- Opening Delimiter -
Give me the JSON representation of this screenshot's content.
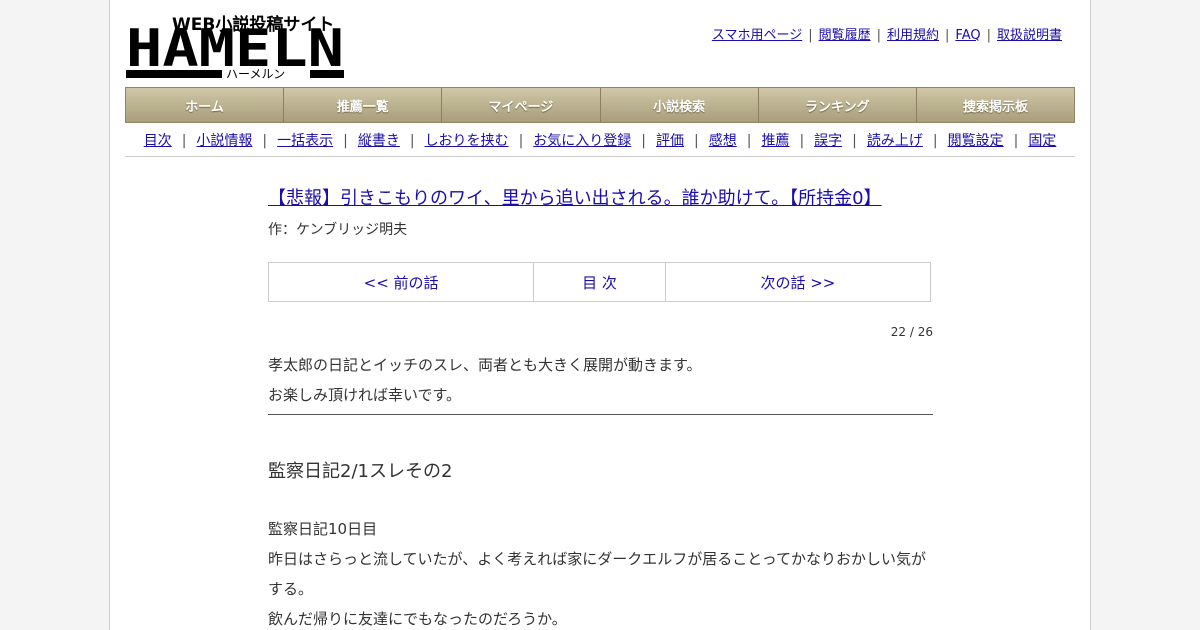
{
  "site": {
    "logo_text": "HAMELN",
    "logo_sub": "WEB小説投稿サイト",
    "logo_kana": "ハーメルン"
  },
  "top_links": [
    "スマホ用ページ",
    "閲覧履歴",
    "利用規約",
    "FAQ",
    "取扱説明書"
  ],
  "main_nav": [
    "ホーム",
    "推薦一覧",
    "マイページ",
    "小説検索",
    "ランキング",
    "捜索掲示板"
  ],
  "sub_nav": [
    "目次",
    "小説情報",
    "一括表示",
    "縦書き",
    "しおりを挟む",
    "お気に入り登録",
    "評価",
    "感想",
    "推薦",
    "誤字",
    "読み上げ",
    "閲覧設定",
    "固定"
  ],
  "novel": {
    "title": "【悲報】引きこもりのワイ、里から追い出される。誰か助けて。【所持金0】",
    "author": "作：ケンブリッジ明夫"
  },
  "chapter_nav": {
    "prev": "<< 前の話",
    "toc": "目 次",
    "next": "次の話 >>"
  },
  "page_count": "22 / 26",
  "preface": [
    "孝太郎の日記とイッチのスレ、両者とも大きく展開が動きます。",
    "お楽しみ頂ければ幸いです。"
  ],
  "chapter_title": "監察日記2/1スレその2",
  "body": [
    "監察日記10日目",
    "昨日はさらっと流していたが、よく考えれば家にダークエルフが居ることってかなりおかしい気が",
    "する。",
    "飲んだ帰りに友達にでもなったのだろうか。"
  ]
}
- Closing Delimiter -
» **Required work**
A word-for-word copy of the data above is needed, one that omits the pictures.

» **Problem solution**
Give me the JSON representation of this screenshot's content.
{
  "site": {
    "logo_text": "HAMELN",
    "logo_sub": "WEB小説投稿サイト",
    "logo_kana": "ハーメルン"
  },
  "top_links": [
    "スマホ用ページ",
    "閲覧履歴",
    "利用規約",
    "FAQ",
    "取扱説明書"
  ],
  "main_nav": [
    "ホーム",
    "推薦一覧",
    "マイページ",
    "小説検索",
    "ランキング",
    "捜索掲示板"
  ],
  "sub_nav": [
    "目次",
    "小説情報",
    "一括表示",
    "縦書き",
    "しおりを挟む",
    "お気に入り登録",
    "評価",
    "感想",
    "推薦",
    "誤字",
    "読み上げ",
    "閲覧設定",
    "固定"
  ],
  "novel": {
    "title": "【悲報】引きこもりのワイ、里から追い出される。誰か助けて。【所持金0】",
    "author": "作：ケンブリッジ明夫"
  },
  "chapter_nav": {
    "prev": "<< 前の話",
    "toc": "目 次",
    "next": "次の話 >>"
  },
  "page_count": "22 / 26",
  "preface": [
    "孝太郎の日記とイッチのスレ、両者とも大きく展開が動きます。",
    "お楽しみ頂ければ幸いです。"
  ],
  "chapter_title": "監察日記2/1スレその2",
  "body": [
    "監察日記10日目",
    "昨日はさらっと流していたが、よく考えれば家にダークエルフが居ることってかなりおかしい気が",
    "する。",
    "飲んだ帰りに友達にでもなったのだろうか。"
  ]
}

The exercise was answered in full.